REQUIREMENT —
Go through the entries below and write each one out exactly.
.....
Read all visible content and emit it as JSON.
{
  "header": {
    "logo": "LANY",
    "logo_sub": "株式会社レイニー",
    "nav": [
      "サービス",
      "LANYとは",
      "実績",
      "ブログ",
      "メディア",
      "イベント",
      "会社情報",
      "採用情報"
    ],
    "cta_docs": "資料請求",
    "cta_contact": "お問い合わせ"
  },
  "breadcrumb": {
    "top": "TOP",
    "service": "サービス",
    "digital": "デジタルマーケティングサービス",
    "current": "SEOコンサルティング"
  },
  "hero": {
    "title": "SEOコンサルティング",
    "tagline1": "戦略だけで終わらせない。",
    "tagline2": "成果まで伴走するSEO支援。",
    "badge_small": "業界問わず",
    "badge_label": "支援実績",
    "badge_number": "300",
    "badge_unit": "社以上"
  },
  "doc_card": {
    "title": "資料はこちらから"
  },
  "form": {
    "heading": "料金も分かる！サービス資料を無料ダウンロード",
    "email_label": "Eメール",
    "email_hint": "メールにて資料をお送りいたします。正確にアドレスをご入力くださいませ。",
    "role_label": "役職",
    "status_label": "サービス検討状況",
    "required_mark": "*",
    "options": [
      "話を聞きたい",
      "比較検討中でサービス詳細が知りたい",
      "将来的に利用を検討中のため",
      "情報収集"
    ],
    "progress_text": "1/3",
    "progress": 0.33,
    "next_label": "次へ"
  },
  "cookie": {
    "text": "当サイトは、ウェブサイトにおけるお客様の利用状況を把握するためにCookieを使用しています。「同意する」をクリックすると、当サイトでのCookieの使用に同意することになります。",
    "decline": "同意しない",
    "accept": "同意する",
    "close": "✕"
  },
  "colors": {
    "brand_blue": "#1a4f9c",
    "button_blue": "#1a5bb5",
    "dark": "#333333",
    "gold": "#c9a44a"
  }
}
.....
TASK ANSWER —
Read all visible content and emit it as JSON.
{
  "header": {
    "logo": "LANY",
    "logo_sub": "株式会社レイニー",
    "nav": [
      "サービス",
      "LANYとは",
      "実績",
      "ブログ",
      "メディア",
      "イベント",
      "会社情報",
      "採用情報"
    ],
    "cta_docs": "資料請求",
    "cta_contact": "お問い合わせ"
  },
  "breadcrumb": {
    "top": "TOP",
    "service": "サービス",
    "digital": "デジタルマーケティングサービス",
    "current": "SEOコンサルティング"
  },
  "hero": {
    "title": "SEOコンサルティング",
    "tagline1": "戦略だけで終わらせない。",
    "tagline2": "成果まで伴走するSEO支援。",
    "badge_small": "業界問わず",
    "badge_label": "支援実績",
    "badge_number": "300",
    "badge_unit": "社以上"
  },
  "doc_card": {
    "title": "資料はこちらから"
  },
  "form": {
    "heading": "料金も分かる！サービス資料を無料ダウンロード",
    "email_label": "Eメール",
    "email_hint": "メールにて資料をお送りいたします。正確にアドレスをご入力くださいませ。",
    "role_label": "役職",
    "status_label": "サービス検討状況",
    "required_mark": "*",
    "options": [
      "話を聞きたい",
      "比較検討中でサービス詳細が知りたい",
      "将来的に利用を検討中のため",
      "情報収集"
    ],
    "progress_text": "1/3",
    "progress": 0.33,
    "next_label": "次へ"
  },
  "cookie": {
    "text": "当サイトは、ウェブサイトにおけるお客様の利用状況を把握するためにCookieを使用しています。「同意する」をクリックすると、当サイトでのCookieの使用に同意することになります。",
    "decline": "同意しない",
    "accept": "同意する",
    "close": "✕"
  },
  "colors": {
    "brand_blue": "#1a4f9c",
    "button_blue": "#1a5bb5",
    "dark": "#333333",
    "gold": "#c9a44a"
  }
}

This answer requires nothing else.